|Image courtesy of Thomson Data LLC|
When I go to customer experience conferences, B2B companies are under-represented, both in attendees and speakers. When clients look for benchmark data, B2B reports are few and far between.
Those are just a few examples of why I wanted to revisit a question I posed in a post I wrote two years ago: If you work for a B2B company, is customer experience still an important focus? In short, yes.
Clearly, there are differences between B2B companies and customers and their counterparts on the B2C side. There are other differences, too: different challenges, different approaches, different personas, different stakeholders, different customers (partners vs. end-users), and different desired outcomes. The B2B customer experience proves to have its complexities. But that doesn't mean we should throw our hands up and ignore this important business type and its customers.
I think B2B companies clearly need more guidance than they've been getting about how to address the customer experience challenges and how to become customer experience leaders. It can be done! So it was interesting to see the findings of some research that Accenture published in their report, Managing the B2B Customer Experience. They've got some thought-provoking findings, starting with some of the outcomes they uncovered...
- Only 23 percent of B2B companies achieve strong returns from their customer experience initiatives.
- 20 percent (despite stating customer experience’s importance) generate low or even negative returns.
- 57 percent are in the middle, idling in customer experience mediocrity. They lack a sound customer experience strategy and/or the ability to execute well.
What's the strategy?
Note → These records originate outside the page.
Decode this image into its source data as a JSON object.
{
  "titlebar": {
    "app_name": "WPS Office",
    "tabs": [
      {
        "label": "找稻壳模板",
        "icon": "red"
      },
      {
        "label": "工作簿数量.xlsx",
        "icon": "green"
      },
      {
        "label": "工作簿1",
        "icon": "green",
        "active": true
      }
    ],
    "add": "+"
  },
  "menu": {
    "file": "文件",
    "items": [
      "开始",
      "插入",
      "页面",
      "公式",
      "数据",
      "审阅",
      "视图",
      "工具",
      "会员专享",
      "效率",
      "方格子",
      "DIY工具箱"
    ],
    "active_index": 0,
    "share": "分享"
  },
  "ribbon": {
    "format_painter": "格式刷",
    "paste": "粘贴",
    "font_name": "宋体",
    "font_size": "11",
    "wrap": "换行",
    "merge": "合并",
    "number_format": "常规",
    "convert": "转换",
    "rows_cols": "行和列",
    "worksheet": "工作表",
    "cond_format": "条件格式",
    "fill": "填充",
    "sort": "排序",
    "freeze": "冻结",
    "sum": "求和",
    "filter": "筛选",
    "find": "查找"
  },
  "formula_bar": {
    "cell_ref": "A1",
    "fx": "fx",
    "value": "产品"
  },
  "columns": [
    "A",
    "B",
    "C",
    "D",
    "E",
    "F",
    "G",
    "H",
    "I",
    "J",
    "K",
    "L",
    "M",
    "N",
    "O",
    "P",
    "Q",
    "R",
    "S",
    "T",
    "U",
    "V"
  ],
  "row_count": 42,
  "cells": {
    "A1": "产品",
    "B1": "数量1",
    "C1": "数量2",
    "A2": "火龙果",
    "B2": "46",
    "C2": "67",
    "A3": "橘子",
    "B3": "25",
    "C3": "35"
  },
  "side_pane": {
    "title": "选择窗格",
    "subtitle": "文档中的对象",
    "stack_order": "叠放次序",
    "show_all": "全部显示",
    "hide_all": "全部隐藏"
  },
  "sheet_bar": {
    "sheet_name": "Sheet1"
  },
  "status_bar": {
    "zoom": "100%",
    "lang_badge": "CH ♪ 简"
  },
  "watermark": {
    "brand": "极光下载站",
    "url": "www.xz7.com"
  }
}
And can you execute? Accenture has identified three key areas on which B2B companies need to focus:
1. Start from the back… to get to the front
Leaders don’t view service as a separate and final phase of the customer lifecycle. They combine product and service to drive outcome-based growth.
For B2B customer experience leaders, the customer service touchpoint is the most important point in the customer experience lifecycle. They also know they will need to redesign and reinvent the service and support experiences to keep up with customer expectations. Accenture notes that, for customer experience leaders, service has been repositioned as: (1) the gateway to the outcome economy, (2) a channel for proactive engagement, and (3) the new sales.
2. Over-invest in traditional
Leaders invest twice as much as their peers in offline capabilities such as contact centers, field
service processes and tools, and legacy CRM systems.
Leaders understand that traditional, offline channels are critical. They invest double their peers in traditional post-sales capabilities, e.g., contact centers, field service processes and tools, service talent development, etc. And they believe they need to have the right people, tools, and resources to achieve their customer experience objectives.
3. Over-invest in digital
Leaders devote two-thirds of their customer experience budgets to digital. But these investments aren’t made in isolation. Digital augments physical experiences to deliver omnichannel customer experiences that customers notice and value.
B2B customer experience leaders believe their digital investments will positively affect customer interactions and translate into a competitive advantage.
Accenture wrapped up the report with some key differentiators of B2B customer experience leaders:
- Rather than improving experiences to reduce costs or to keep up with peers, they capture new revenue with products, services, and business models that customers notice and value.
- Rather than taking a broad approach to investing or allocating resources, they identify, understand, and continually improve their strengths and spend wisely.
- Rather than waiting to be disrupted, they use customer experience to produce disruption and growth.
In the age of the customer, executives don’t decide how customer-centric their companies are — customers do. -Kate Leggett